That’s when I did the cost-benefit analysis for the potential client; it does not compute.

The days of shame over having and carrying debt over time are long over. In fact, more and more businesses and people are willing to walk away from their debt, leaving creditors in the lurch. One can just peek over the Canada-U.S. border and see the example of Donald Trump. His companies have filed for Chapter 11 bankruptcy not just once, but four times! How did it affect Donald Trump? He’s in a bizarre presidential campaign as the Republican nominee, largely disavowed by the GOP.  However, he is hailed by his backers as a great business man.

Sure, I can write the demand letter, send it off to the debtor and just collect the money. But it doesn’t work. Not on its own.  When you are making a legal threat, you need to back it up with a true consequence that you must be ready and willing to back up with action:  a plaintiff’s claim.  For this tactic to work, you have to push the debtor to a different place; from, “You want my money?  Get in line,” to “Here’s your money!  Leave me alone!”  The pain of going to court is more significant to debtors than it is to walk away and do nothing.
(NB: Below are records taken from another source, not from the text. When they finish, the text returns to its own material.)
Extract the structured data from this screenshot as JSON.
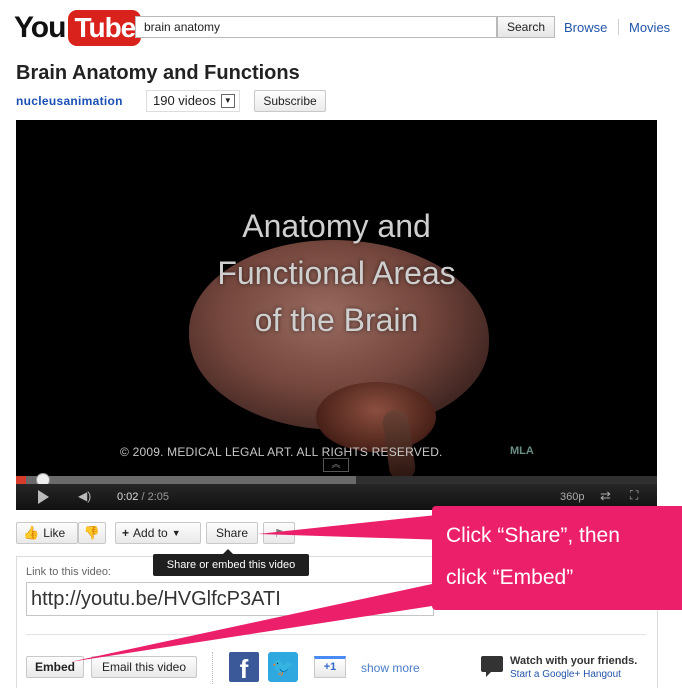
{
  "header": {
    "logo_you": "You",
    "logo_tube": "Tube",
    "search_value": "brain anatomy",
    "search_button": "Search",
    "nav": [
      "Browse",
      "Movies"
    ]
  },
  "video": {
    "title": "Brain Anatomy and Functions",
    "channel": "nucleusanimation",
    "video_count": "190 videos",
    "subscribe_label": "Subscribe"
  },
  "player": {
    "overlay_lines": [
      "Anatomy and",
      "Functional Areas",
      "of the Brain"
    ],
    "copyright": "© 2009. MEDICAL LEGAL ART. ALL RIGHTS RESERVED.",
    "watermark": "MLA",
    "current_time": "0:02",
    "duration": "/ 2:05",
    "quality": "360p",
    "played_fraction": 0.016,
    "loaded_fraction": 0.53
  },
  "actions": {
    "like_label": "Like",
    "add_to_label": "Add to",
    "share_label": "Share",
    "tooltip": "Share or embed this video"
  },
  "share": {
    "link_label": "Link to this video:",
    "link_value": "http://youtu.be/HVGlfcP3ATI",
    "embed_label": "Embed",
    "email_label": "Email this video",
    "plus_one": "+1",
    "show_more": "show more",
    "hangout_title": "Watch with your friends.",
    "hangout_link": "Start a Google+ Hangout"
  },
  "callout": {
    "lines": [
      "Click “Share”, then",
      "click “Embed”"
    ],
    "color": "#ec1f6a"
  }
}
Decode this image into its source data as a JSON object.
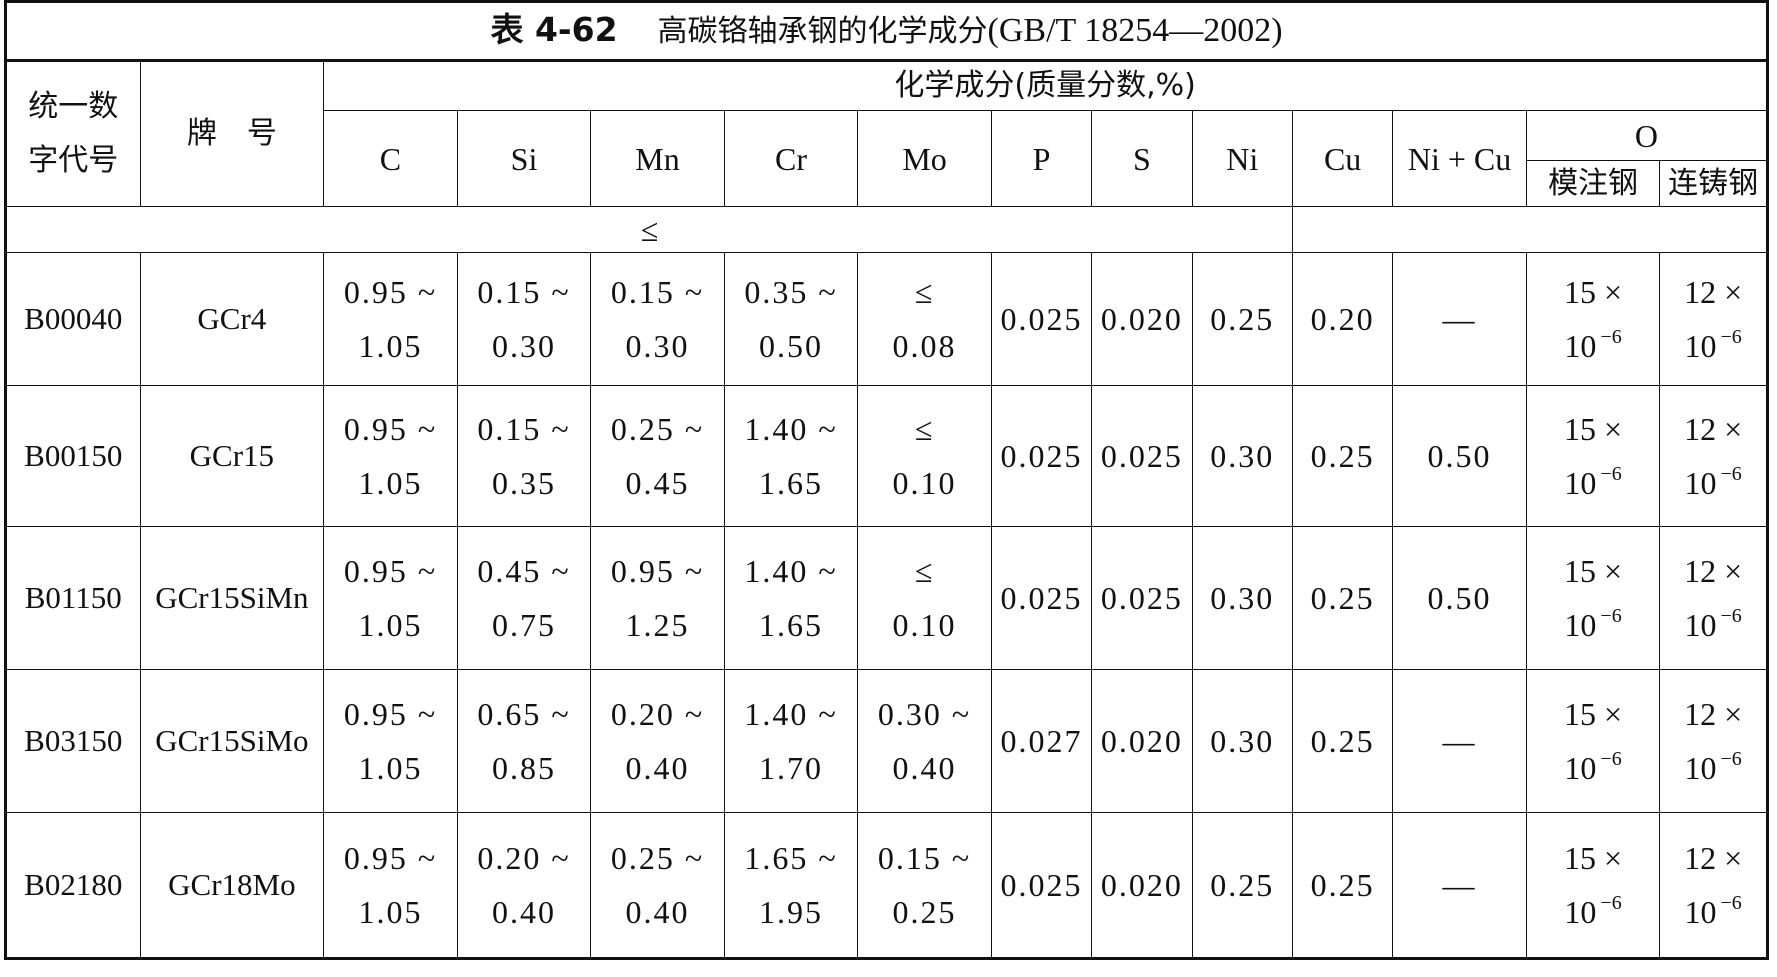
{
  "title": {
    "table_no": "表 4-62",
    "name": "高碳铬轴承钢的化学成分",
    "standard": "(GB/T 18254—2002)"
  },
  "headers": {
    "code_line1": "统一数",
    "code_line2": "字代号",
    "grade": "牌　号",
    "composition": "化学成分(质量分数,%)",
    "C": "C",
    "Si": "Si",
    "Mn": "Mn",
    "Cr": "Cr",
    "Mo": "Mo",
    "P": "P",
    "S": "S",
    "Ni": "Ni",
    "Cu": "Cu",
    "NiCu": "Ni + Cu",
    "O": "O",
    "O_mold": "模注钢",
    "O_cont": "连铸钢",
    "max_sign": "≤"
  },
  "rows": [
    {
      "code": "B00040",
      "grade": "GCr4",
      "C": [
        "0.95 ~",
        "1.05"
      ],
      "Si": [
        "0.15 ~",
        "0.30"
      ],
      "Mn": [
        "0.15 ~",
        "0.30"
      ],
      "Cr": [
        "0.35 ~",
        "0.50"
      ],
      "Mo": [
        "≤",
        "0.08"
      ],
      "P": "0.025",
      "S": "0.020",
      "Ni": "0.25",
      "Cu": "0.20",
      "NiCu": "—",
      "O_mold": [
        "15 ×",
        "10",
        "−6"
      ],
      "O_cont": [
        "12 ×",
        "10",
        "−6"
      ]
    },
    {
      "code": "B00150",
      "grade": "GCr15",
      "C": [
        "0.95 ~",
        "1.05"
      ],
      "Si": [
        "0.15 ~",
        "0.35"
      ],
      "Mn": [
        "0.25 ~",
        "0.45"
      ],
      "Cr": [
        "1.40 ~",
        "1.65"
      ],
      "Mo": [
        "≤",
        "0.10"
      ],
      "P": "0.025",
      "S": "0.025",
      "Ni": "0.30",
      "Cu": "0.25",
      "NiCu": "0.50",
      "O_mold": [
        "15 ×",
        "10",
        "−6"
      ],
      "O_cont": [
        "12 ×",
        "10",
        "−6"
      ]
    },
    {
      "code": "B01150",
      "grade": "GCr15SiMn",
      "C": [
        "0.95 ~",
        "1.05"
      ],
      "Si": [
        "0.45 ~",
        "0.75"
      ],
      "Mn": [
        "0.95 ~",
        "1.25"
      ],
      "Cr": [
        "1.40 ~",
        "1.65"
      ],
      "Mo": [
        "≤",
        "0.10"
      ],
      "P": "0.025",
      "S": "0.025",
      "Ni": "0.30",
      "Cu": "0.25",
      "NiCu": "0.50",
      "O_mold": [
        "15 ×",
        "10",
        "−6"
      ],
      "O_cont": [
        "12 ×",
        "10",
        "−6"
      ]
    },
    {
      "code": "B03150",
      "grade": "GCr15SiMo",
      "C": [
        "0.95 ~",
        "1.05"
      ],
      "Si": [
        "0.65 ~",
        "0.85"
      ],
      "Mn": [
        "0.20 ~",
        "0.40"
      ],
      "Cr": [
        "1.40 ~",
        "1.70"
      ],
      "Mo": [
        "0.30 ~",
        "0.40"
      ],
      "P": "0.027",
      "S": "0.020",
      "Ni": "0.30",
      "Cu": "0.25",
      "NiCu": "—",
      "O_mold": [
        "15 ×",
        "10",
        "−6"
      ],
      "O_cont": [
        "12 ×",
        "10",
        "−6"
      ]
    },
    {
      "code": "B02180",
      "grade": "GCr18Mo",
      "C": [
        "0.95 ~",
        "1.05"
      ],
      "Si": [
        "0.20 ~",
        "0.40"
      ],
      "Mn": [
        "0.25 ~",
        "0.40"
      ],
      "Cr": [
        "1.65 ~",
        "1.95"
      ],
      "Mo": [
        "0.15 ~",
        "0.25"
      ],
      "P": "0.025",
      "S": "0.020",
      "Ni": "0.25",
      "Cu": "0.25",
      "NiCu": "—",
      "O_mold": [
        "15 ×",
        "10",
        "−6"
      ],
      "O_cont": [
        "12 ×",
        "10",
        "−6"
      ]
    }
  ]
}
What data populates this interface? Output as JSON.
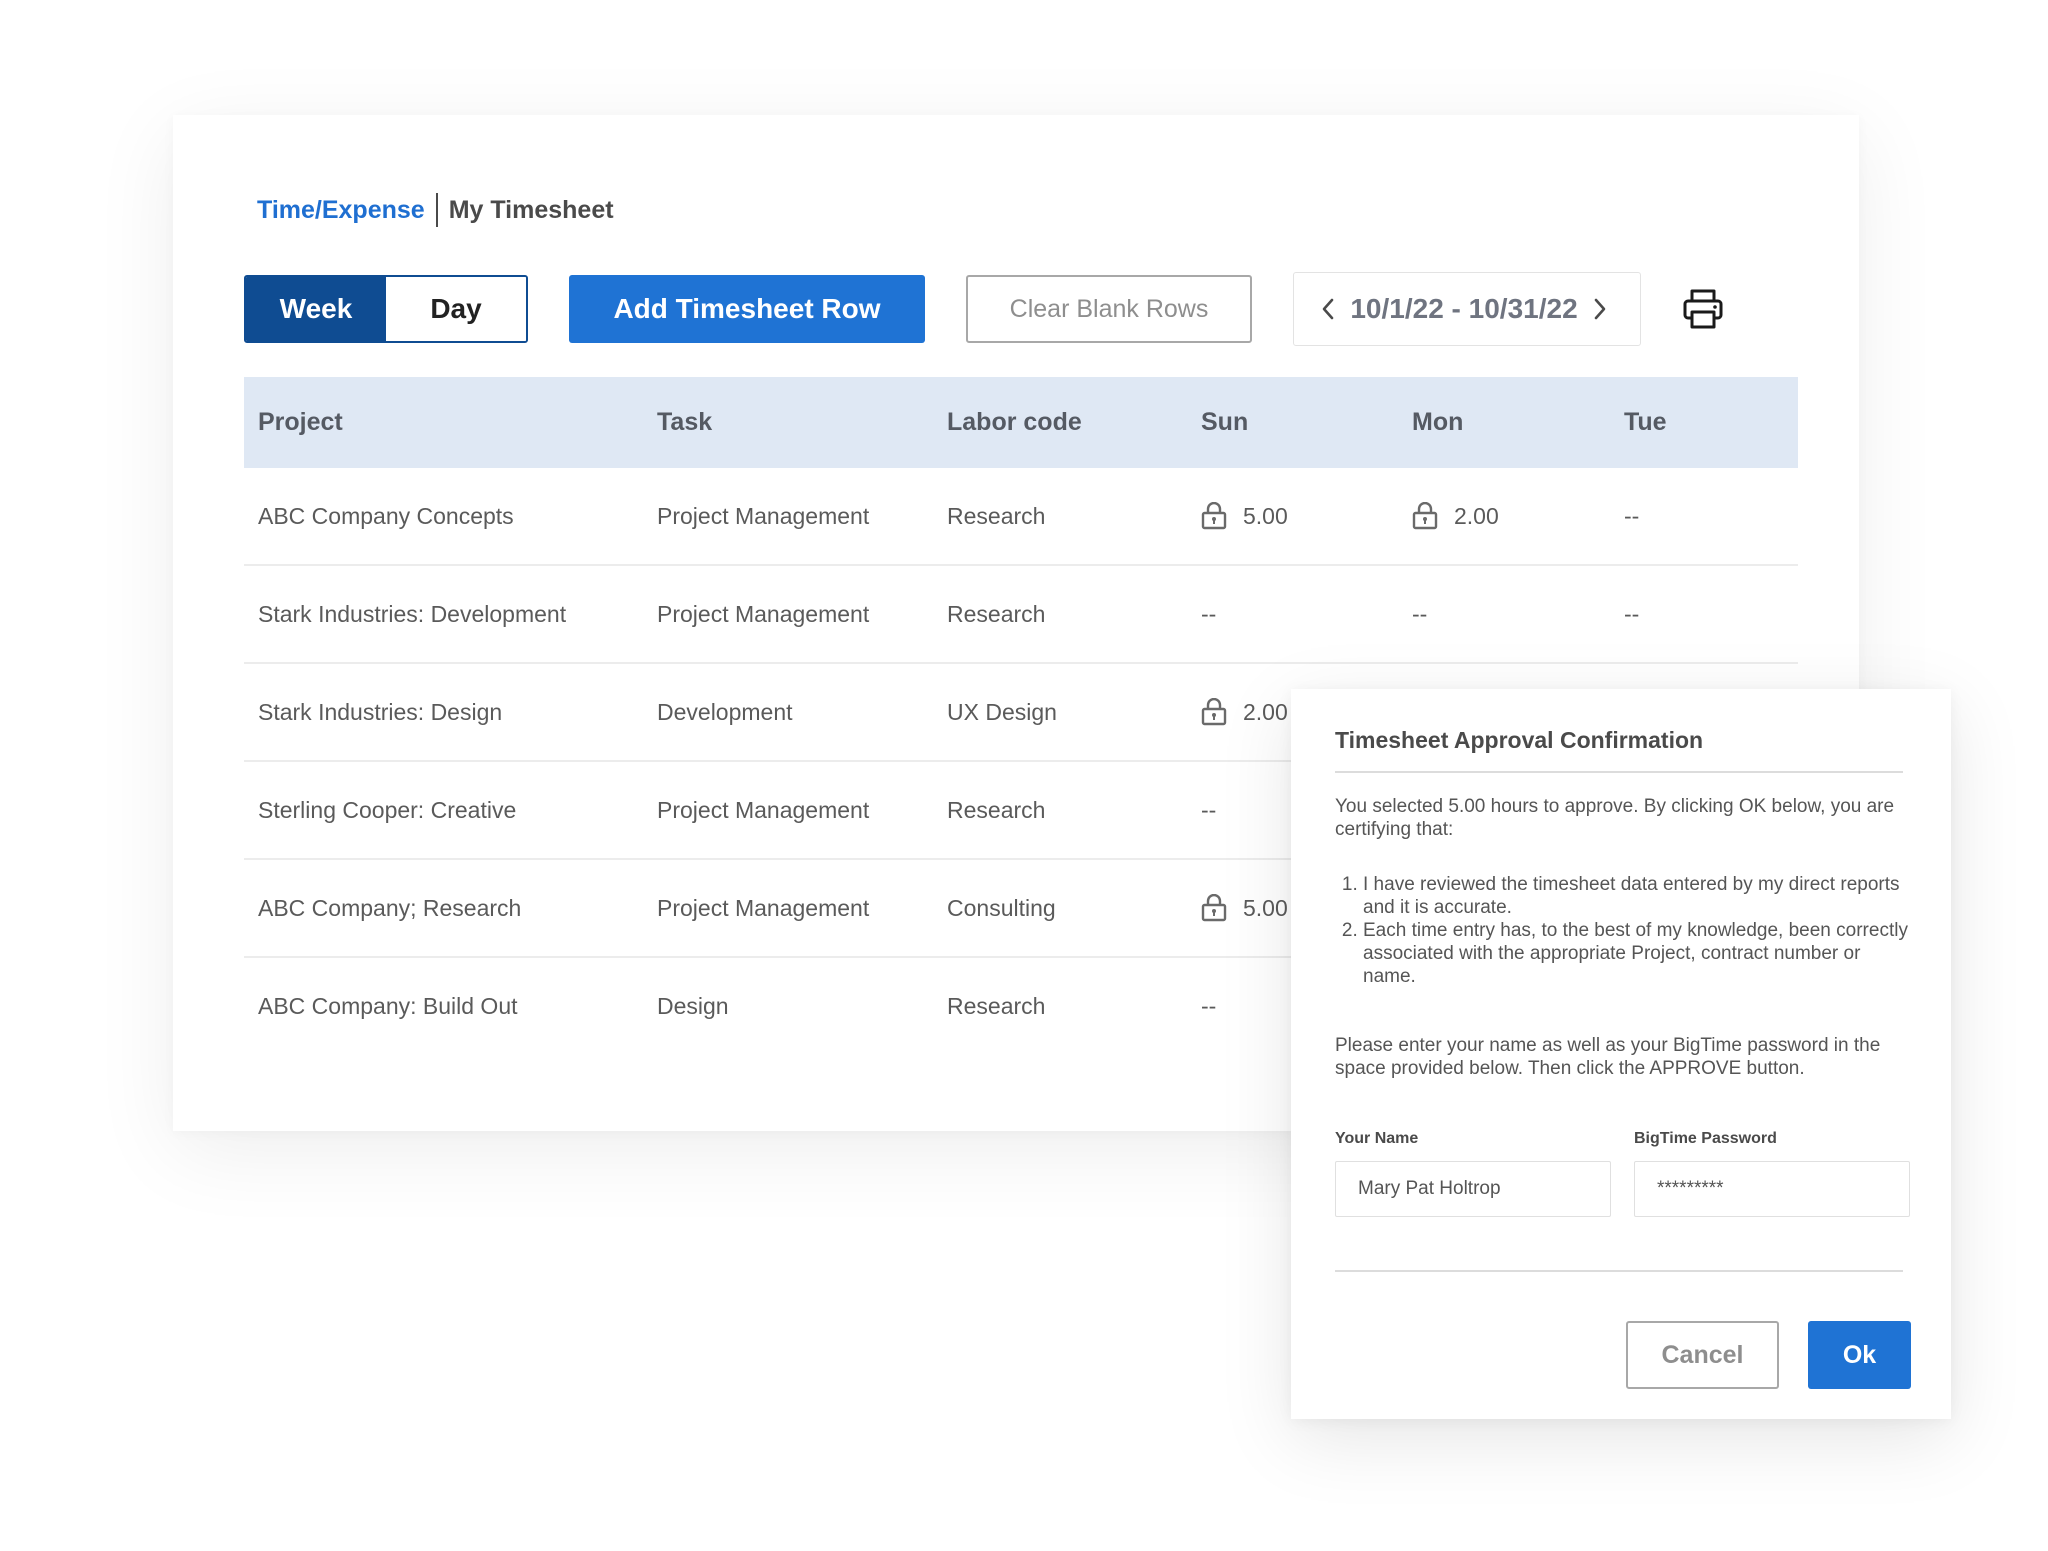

There is a certain practice area that some lawyers have perfected this technique.  These are the lawyers that send demand letters on the behalf of department stores that catch shoplifters.  The store catches the shoplifter.  The pain-point is created:  a criminal charge leading to a criminal record.  After some time, but within the limitation period, a letter is sent to the thief demanding to be recompensed for the costs of maintaining security at the store.  The pain and shame of the criminal charge is overwhelming to the vulnerable shoplifter.  They are already primed to make the issue go away.  Some lawyers have added the tactic of preparing a draft plaintiff’s claim that has not been filed with the court.  The results are stunning.

That is why I advise my clients that if they are in for a penny, they should also be in for a pound.

If you have a legal matter within the jurisdiction of the Small Claims Court, please click on this link to get a quote or check out my podcast series:  The Ontario Small Claims Court Podcast.